When a giant star dies it turns into a neutron star or a black hole, depending on just how giant it is. There is still debate about the largest mass a neutron star can have without becoming a black hole. A new discovery, the most massive neutron star ever detected, may well be nudging up against that limit.
J0740+6620 is a millisecond pulsar, a type of neutron star that spins so rapidly the beam of radiation it emits returns every 2.8 milliseconds. It's like a lighthouse, but one the size of a city and turning so fast we see its beam every 350th of a second.
If J0740+6620 was voyaging through the cosmos solo that would be about all the information available. However, in February a white dwarf companion was announced. During its orbit, the white dwarf passes through the path of the beam on its way towards Earth, and the warping of spacetime it induces creates a delay in the signals reaching us. The extent of the delay allows us to measure the white dwarf’s mass, and from the speed of its orbit, to calculate J0740+6620's mass.
In Nature Astronomy the discoverers calculate this at 2.17 times the mass on the Sun. For an ordinary star, that would not be all that impressive – it’s slightly greater than nearby Sirius, and stars of more than 100 solar masses are known. However, stellar giants shed most of their mass before they become neutron stars, so this is a record for the class.

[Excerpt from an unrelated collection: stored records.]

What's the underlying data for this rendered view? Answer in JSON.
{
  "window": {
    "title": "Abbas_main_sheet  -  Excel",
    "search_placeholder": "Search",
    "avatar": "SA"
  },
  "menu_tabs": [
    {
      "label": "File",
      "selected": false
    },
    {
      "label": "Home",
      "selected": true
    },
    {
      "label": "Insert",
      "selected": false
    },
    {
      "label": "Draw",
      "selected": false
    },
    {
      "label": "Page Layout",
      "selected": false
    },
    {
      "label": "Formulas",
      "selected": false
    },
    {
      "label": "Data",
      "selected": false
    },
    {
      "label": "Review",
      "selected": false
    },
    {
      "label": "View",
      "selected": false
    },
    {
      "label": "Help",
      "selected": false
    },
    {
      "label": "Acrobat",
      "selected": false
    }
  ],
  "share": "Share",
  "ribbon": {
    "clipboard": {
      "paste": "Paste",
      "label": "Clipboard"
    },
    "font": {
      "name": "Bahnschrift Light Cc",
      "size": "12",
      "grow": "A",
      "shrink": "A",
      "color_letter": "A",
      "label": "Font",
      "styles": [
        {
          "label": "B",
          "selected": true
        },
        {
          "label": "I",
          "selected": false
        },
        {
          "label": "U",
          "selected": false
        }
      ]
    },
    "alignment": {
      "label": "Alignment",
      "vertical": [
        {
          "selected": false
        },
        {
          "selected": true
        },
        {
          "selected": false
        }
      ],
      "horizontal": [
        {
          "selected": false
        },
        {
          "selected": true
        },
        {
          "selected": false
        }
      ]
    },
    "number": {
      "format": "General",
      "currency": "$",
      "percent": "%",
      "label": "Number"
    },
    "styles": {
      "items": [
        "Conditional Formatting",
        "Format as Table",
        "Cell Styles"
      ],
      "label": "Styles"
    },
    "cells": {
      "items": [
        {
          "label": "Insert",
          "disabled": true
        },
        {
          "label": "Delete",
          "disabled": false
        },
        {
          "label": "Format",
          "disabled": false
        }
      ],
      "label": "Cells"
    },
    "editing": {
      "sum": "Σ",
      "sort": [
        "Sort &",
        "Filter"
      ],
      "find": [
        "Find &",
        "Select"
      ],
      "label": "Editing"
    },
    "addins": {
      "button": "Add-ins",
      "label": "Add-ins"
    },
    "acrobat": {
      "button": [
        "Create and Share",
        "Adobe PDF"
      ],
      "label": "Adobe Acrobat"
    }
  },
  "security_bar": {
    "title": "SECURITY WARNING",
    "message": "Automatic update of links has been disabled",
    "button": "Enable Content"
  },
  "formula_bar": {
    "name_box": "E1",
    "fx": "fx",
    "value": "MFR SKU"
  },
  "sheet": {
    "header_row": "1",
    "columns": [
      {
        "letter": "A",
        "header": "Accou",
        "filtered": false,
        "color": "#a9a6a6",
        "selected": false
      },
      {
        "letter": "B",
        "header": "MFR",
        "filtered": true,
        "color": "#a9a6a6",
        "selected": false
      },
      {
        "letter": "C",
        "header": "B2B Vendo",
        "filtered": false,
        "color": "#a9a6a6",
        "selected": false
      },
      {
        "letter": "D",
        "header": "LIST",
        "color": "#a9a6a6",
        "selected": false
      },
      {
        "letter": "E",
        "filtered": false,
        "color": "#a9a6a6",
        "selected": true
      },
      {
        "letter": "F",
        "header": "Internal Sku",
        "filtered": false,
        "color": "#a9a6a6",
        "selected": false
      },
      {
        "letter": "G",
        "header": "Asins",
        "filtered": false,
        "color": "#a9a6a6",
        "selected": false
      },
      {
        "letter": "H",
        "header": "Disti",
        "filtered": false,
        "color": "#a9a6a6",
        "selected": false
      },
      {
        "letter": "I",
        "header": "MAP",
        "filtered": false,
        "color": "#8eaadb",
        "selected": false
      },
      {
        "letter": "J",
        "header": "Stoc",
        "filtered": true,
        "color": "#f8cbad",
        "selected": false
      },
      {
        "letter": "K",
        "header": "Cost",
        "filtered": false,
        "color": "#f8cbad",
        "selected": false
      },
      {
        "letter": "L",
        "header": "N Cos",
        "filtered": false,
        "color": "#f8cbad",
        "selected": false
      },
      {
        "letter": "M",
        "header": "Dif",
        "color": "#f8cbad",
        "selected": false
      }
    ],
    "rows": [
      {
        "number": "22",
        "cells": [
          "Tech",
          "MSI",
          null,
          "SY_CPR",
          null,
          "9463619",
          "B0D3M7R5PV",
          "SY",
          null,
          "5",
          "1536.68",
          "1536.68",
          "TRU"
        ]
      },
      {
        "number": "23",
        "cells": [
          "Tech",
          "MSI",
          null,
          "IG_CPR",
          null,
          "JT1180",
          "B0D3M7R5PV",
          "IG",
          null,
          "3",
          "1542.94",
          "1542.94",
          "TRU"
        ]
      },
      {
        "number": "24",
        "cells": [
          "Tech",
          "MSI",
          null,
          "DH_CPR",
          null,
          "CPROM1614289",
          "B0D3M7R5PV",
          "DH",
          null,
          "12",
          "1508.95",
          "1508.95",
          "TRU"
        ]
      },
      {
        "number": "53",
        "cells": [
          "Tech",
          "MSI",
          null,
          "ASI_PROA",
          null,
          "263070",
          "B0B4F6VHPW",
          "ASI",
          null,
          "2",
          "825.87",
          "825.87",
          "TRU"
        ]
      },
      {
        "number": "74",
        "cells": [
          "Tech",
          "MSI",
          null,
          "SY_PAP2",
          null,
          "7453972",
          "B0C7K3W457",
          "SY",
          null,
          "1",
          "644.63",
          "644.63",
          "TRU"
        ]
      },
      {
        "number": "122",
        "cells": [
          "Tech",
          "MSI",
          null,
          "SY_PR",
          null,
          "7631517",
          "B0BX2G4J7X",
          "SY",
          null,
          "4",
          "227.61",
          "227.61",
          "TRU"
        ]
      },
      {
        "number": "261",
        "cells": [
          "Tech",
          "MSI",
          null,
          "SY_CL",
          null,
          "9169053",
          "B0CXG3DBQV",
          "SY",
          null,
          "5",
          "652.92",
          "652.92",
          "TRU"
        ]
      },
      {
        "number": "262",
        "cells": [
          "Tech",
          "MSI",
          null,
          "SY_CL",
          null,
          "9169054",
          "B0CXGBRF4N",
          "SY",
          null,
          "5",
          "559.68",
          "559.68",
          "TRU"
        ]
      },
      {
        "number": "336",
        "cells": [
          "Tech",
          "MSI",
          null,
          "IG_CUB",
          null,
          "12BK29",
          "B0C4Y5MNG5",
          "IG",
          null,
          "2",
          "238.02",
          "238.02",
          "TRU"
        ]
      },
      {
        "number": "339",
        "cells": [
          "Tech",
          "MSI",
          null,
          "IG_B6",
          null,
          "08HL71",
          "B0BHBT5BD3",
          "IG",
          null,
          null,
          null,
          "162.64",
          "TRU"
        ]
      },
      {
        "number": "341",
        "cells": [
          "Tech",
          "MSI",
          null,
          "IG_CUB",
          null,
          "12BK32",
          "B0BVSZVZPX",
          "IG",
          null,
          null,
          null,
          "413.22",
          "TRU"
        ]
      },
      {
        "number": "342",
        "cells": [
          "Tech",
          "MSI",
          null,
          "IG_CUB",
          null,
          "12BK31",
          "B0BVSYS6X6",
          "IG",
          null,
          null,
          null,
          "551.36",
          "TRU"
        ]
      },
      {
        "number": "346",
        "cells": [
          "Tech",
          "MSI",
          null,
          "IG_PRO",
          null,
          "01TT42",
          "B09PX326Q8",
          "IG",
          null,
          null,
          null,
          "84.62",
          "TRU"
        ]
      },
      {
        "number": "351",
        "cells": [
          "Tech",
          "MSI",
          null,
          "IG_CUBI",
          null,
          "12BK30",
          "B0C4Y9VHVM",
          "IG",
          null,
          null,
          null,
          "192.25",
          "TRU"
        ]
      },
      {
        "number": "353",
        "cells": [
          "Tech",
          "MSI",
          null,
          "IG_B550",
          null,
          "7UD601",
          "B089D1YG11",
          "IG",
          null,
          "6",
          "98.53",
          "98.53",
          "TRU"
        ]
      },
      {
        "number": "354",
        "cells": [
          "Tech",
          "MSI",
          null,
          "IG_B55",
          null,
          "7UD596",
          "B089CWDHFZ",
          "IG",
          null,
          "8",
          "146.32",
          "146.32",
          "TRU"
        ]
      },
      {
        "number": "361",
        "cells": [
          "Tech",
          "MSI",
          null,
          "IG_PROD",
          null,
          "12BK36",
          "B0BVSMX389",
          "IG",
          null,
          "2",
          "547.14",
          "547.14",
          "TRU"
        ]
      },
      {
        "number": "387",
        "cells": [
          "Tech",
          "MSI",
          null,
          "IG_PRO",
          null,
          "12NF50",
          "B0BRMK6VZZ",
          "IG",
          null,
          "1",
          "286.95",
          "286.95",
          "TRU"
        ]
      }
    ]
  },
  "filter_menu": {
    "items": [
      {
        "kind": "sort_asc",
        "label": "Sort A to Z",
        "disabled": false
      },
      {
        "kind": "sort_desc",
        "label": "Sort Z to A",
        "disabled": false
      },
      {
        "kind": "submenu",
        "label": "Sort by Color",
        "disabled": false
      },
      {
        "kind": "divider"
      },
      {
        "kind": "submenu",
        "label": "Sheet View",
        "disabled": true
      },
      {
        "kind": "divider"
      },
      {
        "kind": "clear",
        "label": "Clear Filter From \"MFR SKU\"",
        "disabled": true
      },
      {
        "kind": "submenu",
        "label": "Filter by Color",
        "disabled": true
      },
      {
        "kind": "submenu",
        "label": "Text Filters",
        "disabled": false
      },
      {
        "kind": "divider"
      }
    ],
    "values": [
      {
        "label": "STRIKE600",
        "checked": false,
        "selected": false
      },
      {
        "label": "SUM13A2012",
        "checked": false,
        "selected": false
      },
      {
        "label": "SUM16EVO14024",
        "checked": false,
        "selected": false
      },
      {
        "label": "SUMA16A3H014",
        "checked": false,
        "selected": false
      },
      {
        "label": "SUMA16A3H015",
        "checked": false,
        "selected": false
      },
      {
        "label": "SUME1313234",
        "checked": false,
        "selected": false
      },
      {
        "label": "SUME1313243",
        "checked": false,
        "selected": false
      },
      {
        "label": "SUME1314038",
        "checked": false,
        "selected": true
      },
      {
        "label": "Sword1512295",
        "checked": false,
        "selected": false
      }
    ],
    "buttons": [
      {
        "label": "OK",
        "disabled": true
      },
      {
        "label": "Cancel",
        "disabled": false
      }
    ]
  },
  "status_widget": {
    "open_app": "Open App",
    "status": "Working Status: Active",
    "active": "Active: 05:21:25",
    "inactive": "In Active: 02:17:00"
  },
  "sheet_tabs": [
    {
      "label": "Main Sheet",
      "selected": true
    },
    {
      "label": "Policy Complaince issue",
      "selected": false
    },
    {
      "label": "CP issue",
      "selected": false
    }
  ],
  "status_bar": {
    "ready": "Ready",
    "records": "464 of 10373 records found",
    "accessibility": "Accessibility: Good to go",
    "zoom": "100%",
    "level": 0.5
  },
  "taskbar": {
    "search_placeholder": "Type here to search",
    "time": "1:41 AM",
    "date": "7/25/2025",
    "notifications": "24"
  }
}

Moreover, J0740+6620 is just 30 kilometers (20 miles) across, with as much mass as all of humanity squeezed into a space the size of a sugar cube. The principal author of the paper, University of Virginia graduate student Thankful Cromartie, said in a statement: "These city-sized objects are essentially ginormous atomic nuclei. They are so massive that their interiors take on weird properties.”
Calculating J0740+6620's mass so precisely was only possible because the orbits of the white dwarf and neutron star almost edge on to Earth. Other known pulsars may be similarly massive, but without the same orbital alignment, we can’t tell.
However, astrophysicists have put considerable effort into calculating the point where a neutron star collapses into a black hole. Some models of the behavior of subatomic particles, that put this at less than two solar masses, had to be abandoned when a neutron star of 2.01 solar masses was discovered.
The recent observations of neutron star collisions have produced new models, with some estimates putting the maximum not far above 2.17 solar masses. Co-author Dr Scott Ransom of the National Radio Astronomy Observatory said: “Each 'most massive' neutron star we find brings us closer to identifying that tipping point and helping us to understand the physics of matter at these mindboggling densities."